Since then, I have continued to grow through God’s providence as I have been stretched and challenged and opened up to His love and the reality of the good and bad I carry. He is not finished, and I don’t always appreciate His methods, but I pray I am ever willing to keep moving where He is leading.
My Ph.D. work culminated in my thesis, “An Analysis of Dallas Willard’s Theology of Emotion in Light of Contemporary Neuropsychology”, a look at how Willard understood emotion to work, how it had become distorted and how we abuse it, and God’s plan for its redemption and restoration, integrated with the research of A. and H. Damasio, Jaak Panksepp, and Joseph LeDoux. I’ve also looked significantly at spirituality and spiritual development from the perspective of d’Aquili and Newberg and various relational psychologies and theological perspectives, including Daniel Stern’s interpersonal psychology and attachment theory.

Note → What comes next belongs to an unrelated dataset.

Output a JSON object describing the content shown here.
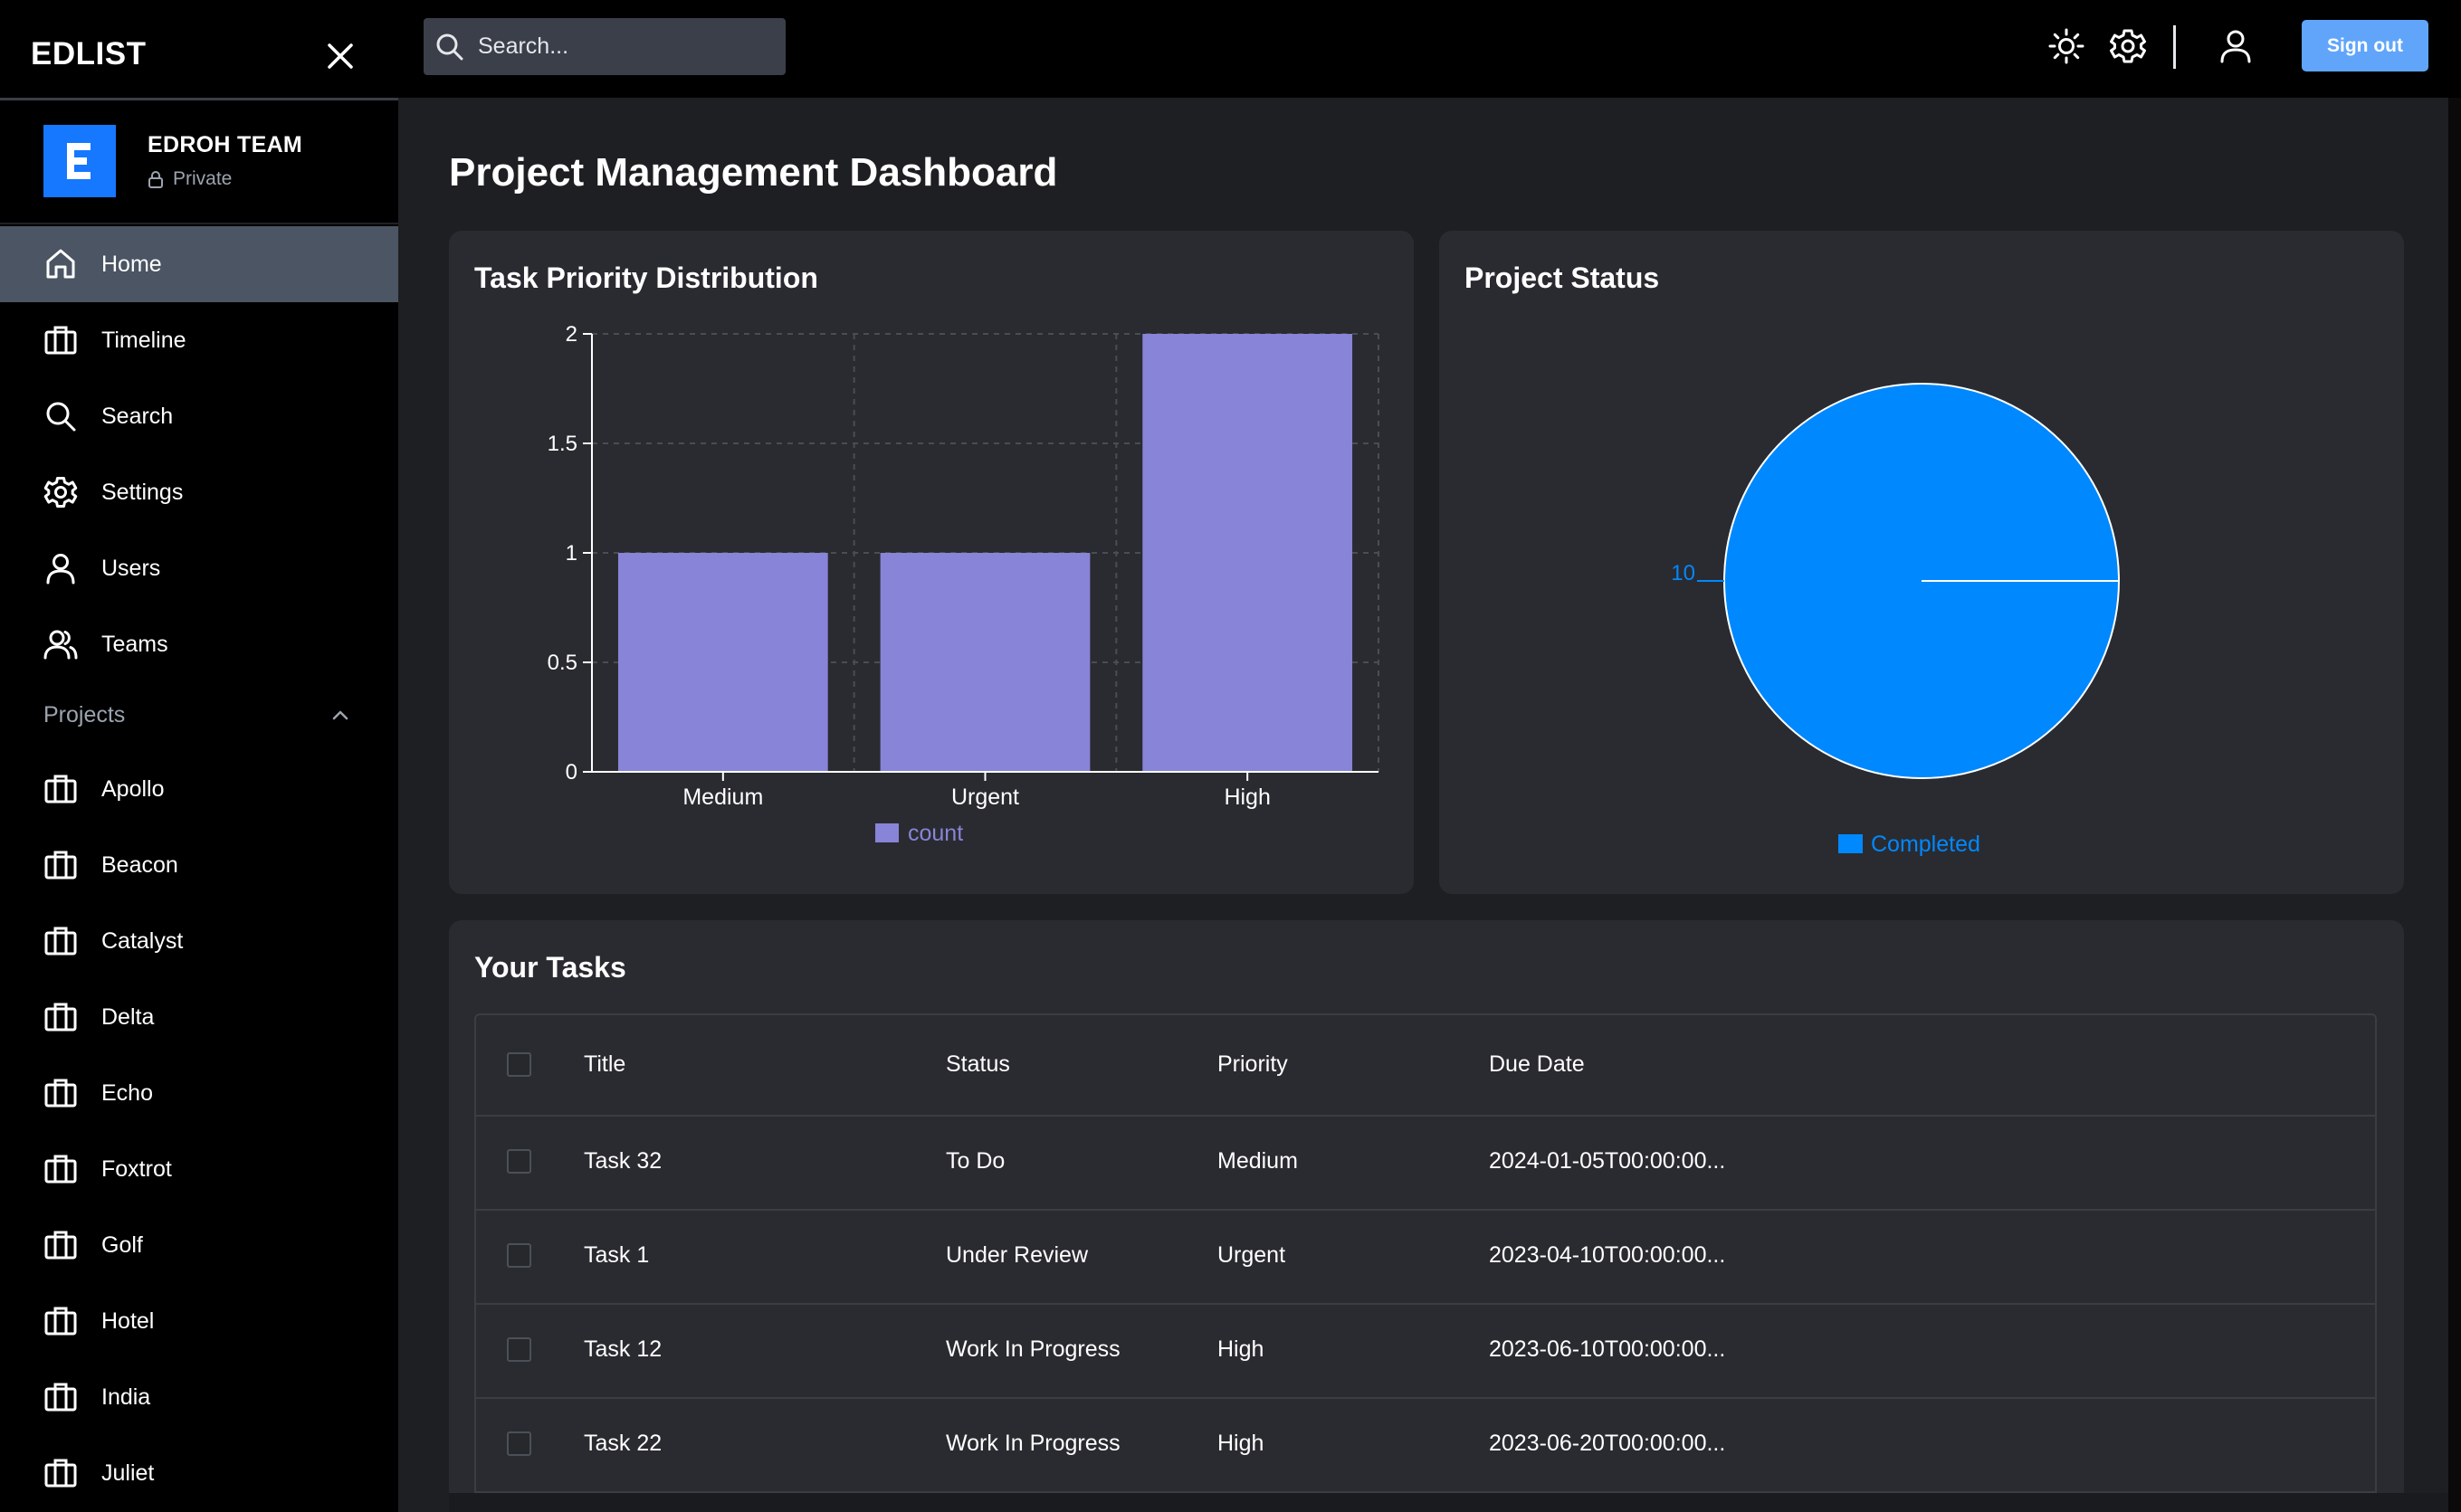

My Masters thesis was specifically a look at the manners in which pain and suffering can help develop different senses of self. I concentrated on the ideas in Daniel Stern’s core self, Louis Dupre’s transcendent self, and true and false selves as characterized by D. W. Winnicott and others. These I explored through the lens of biblical perspectives on suffering and the psychology of post-traumatic growth.